Unburdened by excuses, unwilling to pass blame. A trait truly a gift not wasted.
It was what it was and is, he did what he had done, and it has all come down to this: seasons of joy, of youth, of expectations – have dwindled, and he savors their uncertainty of numbers. Youth cannot serve that master. He revels in coming autumn and finds it no burden as winter creeps in to bury and renew. Spring will be welcome, but no more or less than its brethren.
Memories are not subsistence. This he knows for fact. Cheers he once accepted have faded. Others have taken his place on stage. As many have forgotten him as remember him. The field of honor which he once ruled by force and triumphant jousting he now benevolently presides over. The thought occurs that maybe his soul is the autumn grass; wearily vibrant, going dormant. In need of a respite. The patriarch emeritus smiles in triumph.

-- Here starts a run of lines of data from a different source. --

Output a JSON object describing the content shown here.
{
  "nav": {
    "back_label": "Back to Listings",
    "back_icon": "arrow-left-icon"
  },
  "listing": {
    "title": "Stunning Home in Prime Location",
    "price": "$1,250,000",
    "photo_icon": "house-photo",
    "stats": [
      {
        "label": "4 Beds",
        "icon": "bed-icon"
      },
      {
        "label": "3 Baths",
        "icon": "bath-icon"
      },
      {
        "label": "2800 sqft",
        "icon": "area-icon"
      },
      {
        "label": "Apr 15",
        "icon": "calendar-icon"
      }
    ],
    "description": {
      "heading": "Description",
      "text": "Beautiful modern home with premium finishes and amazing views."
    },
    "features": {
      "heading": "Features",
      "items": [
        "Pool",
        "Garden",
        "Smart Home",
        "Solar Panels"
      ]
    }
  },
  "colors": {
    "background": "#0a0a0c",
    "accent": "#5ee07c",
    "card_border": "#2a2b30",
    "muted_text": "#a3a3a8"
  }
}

Zipping up his coat, its collar turned upward against the gathering winds of fall, he leans into the breeze, stiffening his resolve. The air is quiet, save the wind, and he is at peace with the simple knowledge that spring will, someday, sometime, for whatever reason, return. But for now, time is in his comfortable grasp, for he now understands its tenuous and uncontrollable nature; he can tuck it safely away like a pocket watch in vest pocket, and stroll through the lovely, dark and deep woods without fear of reprisal from promises not kept.
– Mark Lucker